Hitting any of those brings up the Touch Gate main interface -- which is essentially a very simple row of icons that can be rearranged in any order -- with up to five icons in the mail row, and others behind it. For now, there is a limited amount of icons on the list -- preferences, and four custom-built apps -- Fotofun, Memos, Notepad, and Internet Explorer with Touch Capability. We should say that we find the interface to be really clean and pleasing to look at, and the applications are pretty elegantly designed.
Notepad and Memos are pretty self explanatory, and also exceedingly simple. There aren't a lot of bells and whistles -- but the apps work, and we actually found the experience of using the stylus to write a Memo for our desktop to be a natural one -- and one that we could really see being useful to a child or young person. The touchscreen is pretty responsive and calibrated to both stylus and fingertip, so we found most of our simple notes to rather reflect our actual handwriting... though it did take a little getting used to. We found that we were most comfortable using it as it's intended -- on our lap or tabletop -- swiveled into a tablet, creating a much more natural and comfy environment for "writing," though you can't allow your palm to rest on or swipe the tablet -- it will register that. This happened to us a few times, and it can be annoying.
Notepad is an only slightly more complex version of Memos, allowing for more detailed notes -- and the use of the virtual keyboard ASUS has on offer. We found the virtual keyboard to be slightly frustrating -- though it's well-designed, the individual "keys" are a bit small, and we mis-typed a lot. We didn't spend hours working at our virtual typing skills, so it's very possible (and probably likely) that we'd improve over time. The keyboard (which is a necessity in Internet Explorer) is good enough for short text entries, but longer ones can be annoying. Still, though you probably wouldn't be spending a lot of time typing in a tablet situation, we did find that the kinks in a resistive touchscreen / virtual keyboard situation have not been fully ironed out in the T91. Finally, Fotofun is a very simple tool for making and viewing photo albums.

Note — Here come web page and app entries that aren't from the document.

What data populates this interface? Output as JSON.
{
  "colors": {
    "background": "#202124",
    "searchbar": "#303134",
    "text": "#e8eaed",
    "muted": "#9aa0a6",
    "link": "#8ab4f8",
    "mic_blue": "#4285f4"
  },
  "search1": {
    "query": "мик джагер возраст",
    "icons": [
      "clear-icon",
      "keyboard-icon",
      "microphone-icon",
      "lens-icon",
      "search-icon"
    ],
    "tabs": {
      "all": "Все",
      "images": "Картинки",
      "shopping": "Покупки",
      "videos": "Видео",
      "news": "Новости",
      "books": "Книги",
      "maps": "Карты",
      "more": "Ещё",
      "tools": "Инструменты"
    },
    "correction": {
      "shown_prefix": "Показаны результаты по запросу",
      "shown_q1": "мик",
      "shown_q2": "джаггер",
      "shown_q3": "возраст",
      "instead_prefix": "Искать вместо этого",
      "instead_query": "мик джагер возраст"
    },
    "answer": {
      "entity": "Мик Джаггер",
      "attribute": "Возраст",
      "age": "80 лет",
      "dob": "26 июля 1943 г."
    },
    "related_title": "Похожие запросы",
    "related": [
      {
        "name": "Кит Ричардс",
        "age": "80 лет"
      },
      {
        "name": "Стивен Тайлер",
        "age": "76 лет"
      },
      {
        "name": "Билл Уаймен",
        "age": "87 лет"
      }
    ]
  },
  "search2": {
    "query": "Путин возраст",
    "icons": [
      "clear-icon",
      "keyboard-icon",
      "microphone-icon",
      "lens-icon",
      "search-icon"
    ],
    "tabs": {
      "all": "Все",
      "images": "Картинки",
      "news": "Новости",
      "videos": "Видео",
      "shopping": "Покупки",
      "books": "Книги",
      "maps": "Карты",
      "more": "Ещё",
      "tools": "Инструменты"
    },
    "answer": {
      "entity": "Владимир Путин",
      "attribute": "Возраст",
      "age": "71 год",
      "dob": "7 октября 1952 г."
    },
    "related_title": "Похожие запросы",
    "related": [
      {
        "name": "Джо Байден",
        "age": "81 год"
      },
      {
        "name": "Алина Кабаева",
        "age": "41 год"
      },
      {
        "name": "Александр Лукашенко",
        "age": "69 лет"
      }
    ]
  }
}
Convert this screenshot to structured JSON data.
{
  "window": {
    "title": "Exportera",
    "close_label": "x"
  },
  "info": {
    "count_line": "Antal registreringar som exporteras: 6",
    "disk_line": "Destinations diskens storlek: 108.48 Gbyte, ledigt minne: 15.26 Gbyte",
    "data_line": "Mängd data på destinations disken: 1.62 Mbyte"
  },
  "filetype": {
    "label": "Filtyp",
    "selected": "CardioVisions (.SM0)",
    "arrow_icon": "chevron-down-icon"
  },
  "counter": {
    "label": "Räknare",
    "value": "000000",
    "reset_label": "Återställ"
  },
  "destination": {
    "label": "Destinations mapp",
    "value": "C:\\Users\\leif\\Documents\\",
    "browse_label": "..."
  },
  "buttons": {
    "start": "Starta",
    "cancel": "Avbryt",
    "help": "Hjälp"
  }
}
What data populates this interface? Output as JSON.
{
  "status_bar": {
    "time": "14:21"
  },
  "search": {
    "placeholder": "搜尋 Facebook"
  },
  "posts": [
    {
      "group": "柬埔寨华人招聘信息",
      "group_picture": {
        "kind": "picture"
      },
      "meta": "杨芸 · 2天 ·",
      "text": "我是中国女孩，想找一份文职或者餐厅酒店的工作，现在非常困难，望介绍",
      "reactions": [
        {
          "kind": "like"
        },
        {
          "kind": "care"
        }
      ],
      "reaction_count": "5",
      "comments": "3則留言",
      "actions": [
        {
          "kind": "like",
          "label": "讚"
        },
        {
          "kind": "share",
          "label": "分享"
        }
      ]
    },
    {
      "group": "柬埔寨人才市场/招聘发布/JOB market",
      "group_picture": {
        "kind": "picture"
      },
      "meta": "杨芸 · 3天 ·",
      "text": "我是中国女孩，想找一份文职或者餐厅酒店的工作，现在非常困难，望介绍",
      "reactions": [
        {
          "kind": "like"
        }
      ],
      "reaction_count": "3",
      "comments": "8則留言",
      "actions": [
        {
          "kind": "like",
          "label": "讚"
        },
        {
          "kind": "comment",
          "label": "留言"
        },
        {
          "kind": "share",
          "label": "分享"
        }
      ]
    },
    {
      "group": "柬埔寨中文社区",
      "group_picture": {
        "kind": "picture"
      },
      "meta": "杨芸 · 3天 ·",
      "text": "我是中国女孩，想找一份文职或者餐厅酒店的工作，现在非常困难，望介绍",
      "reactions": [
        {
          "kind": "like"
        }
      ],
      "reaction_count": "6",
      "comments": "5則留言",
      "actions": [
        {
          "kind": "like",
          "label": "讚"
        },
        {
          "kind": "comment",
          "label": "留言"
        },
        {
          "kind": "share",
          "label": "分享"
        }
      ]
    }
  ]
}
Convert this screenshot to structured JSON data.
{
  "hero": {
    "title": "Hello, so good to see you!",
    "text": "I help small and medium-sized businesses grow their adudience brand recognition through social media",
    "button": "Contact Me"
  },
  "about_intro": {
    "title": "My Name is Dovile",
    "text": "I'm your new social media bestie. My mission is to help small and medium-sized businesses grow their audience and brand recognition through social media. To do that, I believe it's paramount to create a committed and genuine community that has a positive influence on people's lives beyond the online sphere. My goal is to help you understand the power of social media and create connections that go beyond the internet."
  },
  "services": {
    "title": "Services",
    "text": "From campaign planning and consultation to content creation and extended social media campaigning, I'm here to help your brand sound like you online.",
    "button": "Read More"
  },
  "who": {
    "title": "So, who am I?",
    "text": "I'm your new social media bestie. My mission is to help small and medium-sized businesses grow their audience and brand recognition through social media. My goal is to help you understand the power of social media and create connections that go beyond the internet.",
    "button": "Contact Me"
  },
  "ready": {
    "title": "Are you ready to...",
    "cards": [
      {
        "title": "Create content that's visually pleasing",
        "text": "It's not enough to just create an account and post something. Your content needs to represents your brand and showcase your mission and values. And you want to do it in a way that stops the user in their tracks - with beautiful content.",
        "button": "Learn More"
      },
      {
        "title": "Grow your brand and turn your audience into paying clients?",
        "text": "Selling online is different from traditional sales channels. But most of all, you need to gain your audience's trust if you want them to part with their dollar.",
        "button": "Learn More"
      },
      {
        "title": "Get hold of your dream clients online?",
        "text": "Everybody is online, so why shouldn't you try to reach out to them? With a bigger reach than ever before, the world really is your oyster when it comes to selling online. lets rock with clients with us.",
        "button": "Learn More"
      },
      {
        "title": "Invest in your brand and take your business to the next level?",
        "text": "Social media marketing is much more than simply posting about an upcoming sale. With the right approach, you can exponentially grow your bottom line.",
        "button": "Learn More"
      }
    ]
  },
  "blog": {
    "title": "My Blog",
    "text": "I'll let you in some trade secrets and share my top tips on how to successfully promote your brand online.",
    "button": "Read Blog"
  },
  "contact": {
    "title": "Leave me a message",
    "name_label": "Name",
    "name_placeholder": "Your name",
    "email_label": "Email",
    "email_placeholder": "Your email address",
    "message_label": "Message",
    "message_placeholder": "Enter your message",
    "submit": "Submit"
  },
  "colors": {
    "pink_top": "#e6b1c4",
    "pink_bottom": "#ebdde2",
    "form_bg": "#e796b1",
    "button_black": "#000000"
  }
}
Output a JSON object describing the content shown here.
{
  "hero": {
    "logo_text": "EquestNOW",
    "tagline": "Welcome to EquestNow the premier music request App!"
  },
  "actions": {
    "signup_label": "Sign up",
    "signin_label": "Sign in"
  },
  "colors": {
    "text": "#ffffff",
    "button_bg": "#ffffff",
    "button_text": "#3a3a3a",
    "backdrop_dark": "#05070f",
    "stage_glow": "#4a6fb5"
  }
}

If you flick your finger to the left in the Touch Gate interface, you'll pull up a new screen -- the Widget screen -- which does exactly what you'd think it does. The T91 comes with several pre-installed Yahoo! Widgets (and can be customized) -- and you can flick your fingers across the screen to return to the Touch interface or Windows XP. When using the T91, we did find that occasionally flipping between the Widget screen and XP would result in a mess of non-functioning widgets on the XP desktop for a few moments before they disappeared. In fact, there seems to be some slight bugs in the switching of these applications in general -- though we never experienced a crash -- several times the T91 lagged a bit in switching between screens, as if it was confused where to go next -- which seemed to us not so much a processor issue as a software one.
Overall, the software included with the T91 is really nicely designed, and operates pretty much as advertised. There are limitations to the CPU and the resistive touchscreen -- we had to move a bit slower than we liked or our touches didn't always get recognized -- but the touch interface also functions better than we expected. Overall, the Eee PC T91 is a product we'd have a hard time justifying the purchase of -- because the custom apps aren't that useful, but they are kind of fun, and we hope future iterations will improve upon the things we really like about it. At $499, the T91 isn't super cheap, either, but if you really want a tablet, it's worth checking out -- especially if, like us, you also feel the need for a keyboard.